Published online by Cambridge University Press: 22 September 2009
From my sixth year I have had a passion for sketching the form of things. From about the age of fifty I produced a number of designs, yet of all I drew prior to my seventieth year there is truly nothing of any great note. In my seventy-third year I finally apprehended something of the true quality of birds, animals, insects, fishes, and of the vital nature of grasses and trees. Therefore in my eightieth year I shall have made some progress, in my ninetieth I shall have penetrated even further into the deeper meaning of things, in my hundredth year I shall have become truly marvellous, and at one hundred and ten each dot, each line shall surely possess a life of its own. I only beg that gentlemen of sufficiently long life take care to note the truth of my words.
The seventy-one-year-old artist has previously talked of retirement.
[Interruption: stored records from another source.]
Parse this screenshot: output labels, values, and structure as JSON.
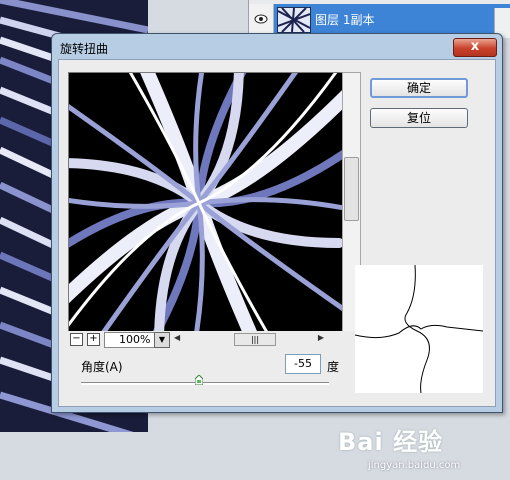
{
  "layers_panel": {
    "layer_name": "图层 1副本"
  },
  "dialog": {
    "title": "旋转扭曲",
    "close_symbol": "x",
    "ok_label": "确定",
    "reset_label": "复位",
    "zoom_minus": "−",
    "zoom_plus": "+",
    "zoom_value": "100%",
    "angle_label": "角度(A)",
    "angle_value": "-55",
    "angle_unit": "度"
  },
  "watermark": {
    "logo": "Bai 经验",
    "url": "jingyan.baidu.com"
  },
  "icons": [
    "eye-icon",
    "close-icon",
    "zoom-out-icon",
    "zoom-in-icon",
    "dropdown-arrow-icon",
    "slider-thumb-icon"
  ],
  "colors": {
    "swirl_dark": "#000000",
    "swirl_light": "#e8eaf6",
    "swirl_blue": "#6b76b6",
    "layer_highlight": "#3d83d6"
  }
}
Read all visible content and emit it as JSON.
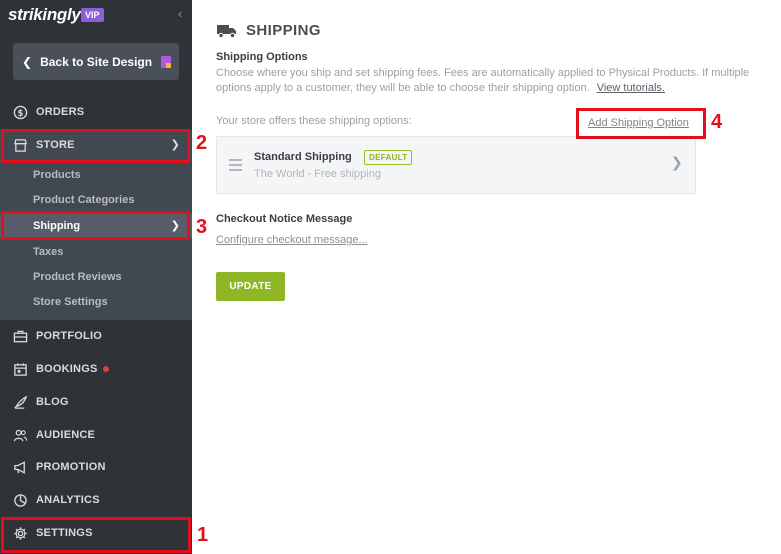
{
  "brand": {
    "logo_text": "strikingly",
    "vip_badge": "VIP"
  },
  "sidebar": {
    "back_label": "Back to Site Design",
    "items": [
      {
        "label": "ORDERS",
        "icon": "dollar-circle-icon"
      },
      {
        "label": "STORE",
        "icon": "store-icon"
      },
      {
        "label": "PORTFOLIO",
        "icon": "briefcase-icon"
      },
      {
        "label": "BOOKINGS",
        "icon": "calendar-icon"
      },
      {
        "label": "BLOG",
        "icon": "quill-icon"
      },
      {
        "label": "AUDIENCE",
        "icon": "people-icon"
      },
      {
        "label": "PROMOTION",
        "icon": "megaphone-icon"
      },
      {
        "label": "ANALYTICS",
        "icon": "pie-chart-icon"
      },
      {
        "label": "SETTINGS",
        "icon": "gear-icon"
      }
    ],
    "store_subitems": [
      {
        "label": "Products"
      },
      {
        "label": "Product Categories"
      },
      {
        "label": "Shipping"
      },
      {
        "label": "Taxes"
      },
      {
        "label": "Product Reviews"
      },
      {
        "label": "Store Settings"
      }
    ]
  },
  "main": {
    "title": "SHIPPING",
    "options_heading": "Shipping Options",
    "description": "Choose where you ship and set shipping fees. Fees are automatically applied to Physical Products. If multiple options apply to a customer, they will be able to choose their shipping option.",
    "tutorial_link": "View tutorials.",
    "offers_text": "Your store offers these shipping options:",
    "add_option": "Add Shipping Option",
    "shipping_option": {
      "name": "Standard Shipping",
      "badge": "DEFAULT",
      "region": "The World - Free shipping"
    },
    "checkout_heading": "Checkout Notice Message",
    "configure_link": "Configure checkout message...",
    "update_button": "UPDATE"
  },
  "annotations": [
    "1",
    "2",
    "3",
    "4"
  ],
  "colors": {
    "sidebar_bg": "#2f3236",
    "accent_green": "#8fb625",
    "callout_red": "#e3101b",
    "vip_purple": "#8b5fd6"
  }
}
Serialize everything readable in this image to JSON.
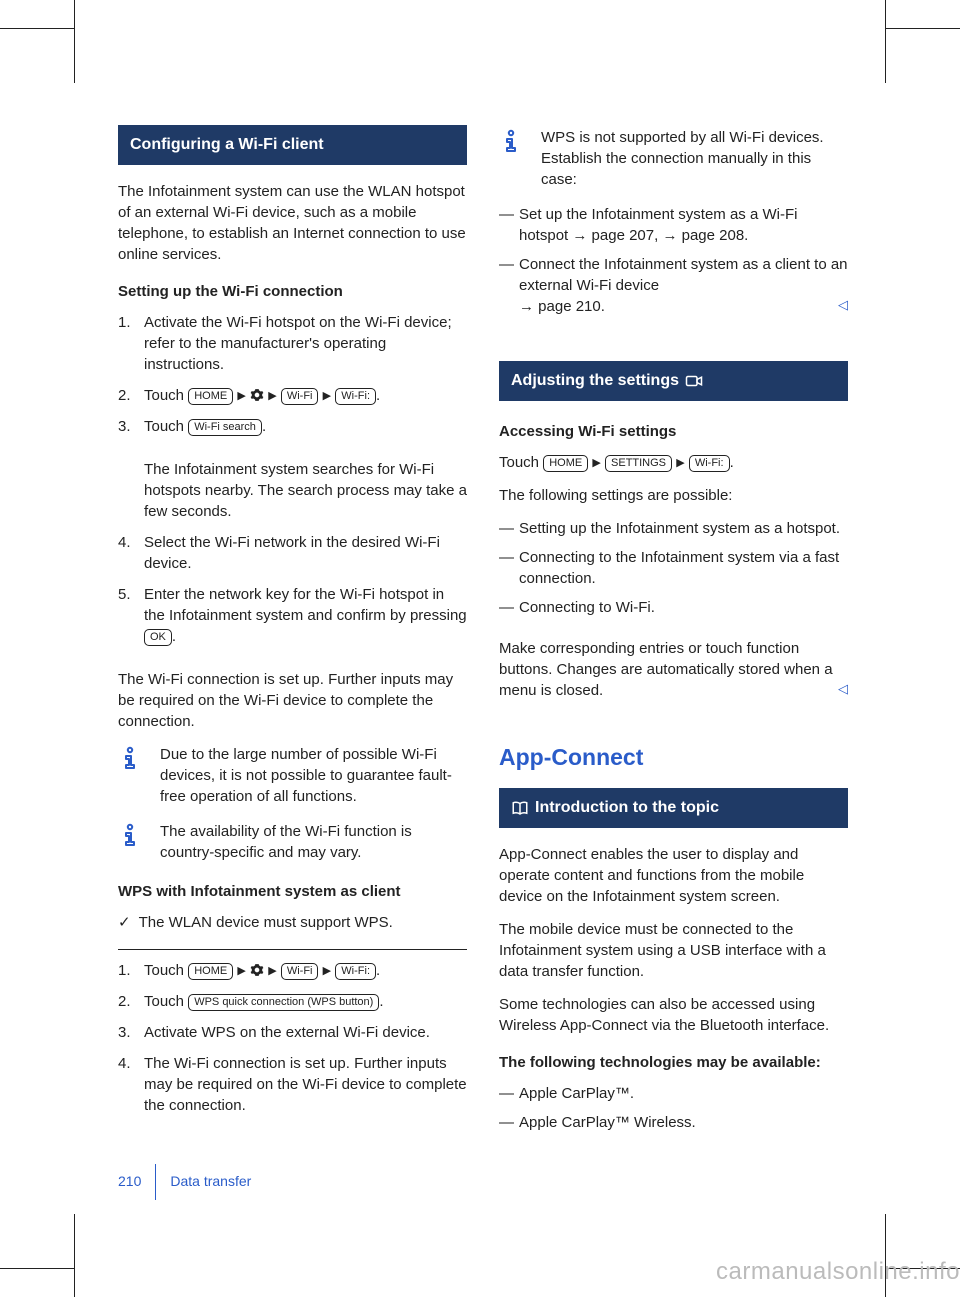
{
  "left": {
    "h1": "Configuring a Wi-Fi client",
    "intro": "The Infotainment system can use the WLAN hotspot of an external Wi-Fi device, such as a mobile telephone, to establish an Internet connection to use online services.",
    "sub1": "Setting up the Wi-Fi connection",
    "steps1": {
      "s1": "Activate the Wi-Fi hotspot on the Wi-Fi device; refer to the manufacturer's operating instructions.",
      "s2a": "Touch ",
      "s2_home": "HOME",
      "s2_wifi": "Wi-Fi",
      "s2_wifi2": "Wi-Fi:",
      "s3a": "Touch ",
      "s3_btn": "Wi-Fi search",
      "s3_body": "The Infotainment system searches for Wi-Fi hotspots nearby. The search process may take a few seconds.",
      "s4": "Select the Wi-Fi network in the desired Wi-Fi device.",
      "s5a": "Enter the network key for the Wi-Fi hotspot in the Infotainment system and confirm by pressing ",
      "s5_ok": "OK"
    },
    "para2": "The Wi-Fi connection is set up. Further inputs may be required on the Wi-Fi device to complete the connection.",
    "note1": "Due to the large number of possible Wi-Fi devices, it is not possible to guarantee fault-free operation of all functions.",
    "note2": "The availability of the Wi-Fi function is country-specific and may vary.",
    "sub2": "WPS with Infotainment system as client",
    "check": "The WLAN device must support WPS.",
    "steps2": {
      "s1a": "Touch ",
      "s1_home": "HOME",
      "s1_wifi": "Wi-Fi",
      "s1_wifi2": "Wi-Fi:",
      "s2a": "Touch ",
      "s2_btn": "WPS quick connection (WPS button)",
      "s3": "Activate WPS on the external Wi-Fi device.",
      "s4": "The Wi-Fi connection is set up. Further inputs may be required on the Wi-Fi device to complete the connection."
    }
  },
  "right": {
    "note3a": "WPS is not supported by all Wi-Fi devices. Establish the connection manually in this case:",
    "dash1": {
      "d1a": "Set up the Infotainment system as a Wi-Fi hotspot ",
      "d1b": " page 207, ",
      "d1c": " page 208.",
      "d2a": "Connect the Infotainment system as a client to an external Wi-Fi device ",
      "d2b": " page 210."
    },
    "h2": "Adjusting the settings ",
    "sub3": "Accessing Wi-Fi settings",
    "acc_a": "Touch ",
    "acc_home": "HOME",
    "acc_settings": "SETTINGS",
    "acc_wifi": "Wi-Fi:",
    "para3": "The following settings are possible:",
    "dash2": {
      "d1": "Setting up the Infotainment system as a hotspot.",
      "d2": "Connecting to the Infotainment system via a fast connection.",
      "d3": "Connecting to Wi-Fi."
    },
    "para4": "Make corresponding entries or touch function buttons. Changes are automatically stored when a menu is closed.",
    "section": "App-Connect",
    "h3": "Introduction to the topic",
    "para5": "App-Connect enables the user to display and operate content and functions from the mobile device on the Infotainment system screen.",
    "para6": "The mobile device must be connected to the Infotainment system using a USB interface with a data transfer function.",
    "para7": "Some technologies can also be accessed using Wireless App-Connect via the Bluetooth interface.",
    "sub4": "The following technologies may be available:",
    "dash3": {
      "d1": "Apple CarPlay™.",
      "d2": "Apple CarPlay™ Wireless."
    }
  },
  "footer": {
    "page": "210",
    "chapter": "Data transfer"
  },
  "watermark": "carmanualsonline.info"
}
But that would now seem to have been premature. ‘My new concept,’ he announced, ‘is that I am into my late period. Most artists go potty as they get older: dafter and madder as they get more celibate. So I am consciously going to do that’.
The account by the Japanese artist Hokusai of the relationship of age to creative achievement, which was written in 1834, may belong to a culture quite other than the Western tradition I have been examining in this book, a culture with very different attitudes both to old age and to creativity, but it chimes productively, if somewhat uncomfortably, nonetheless, both in its seriousness and in its apparent irony, with the discourse of lateness that I have mapped by way of Shakespearean reception history.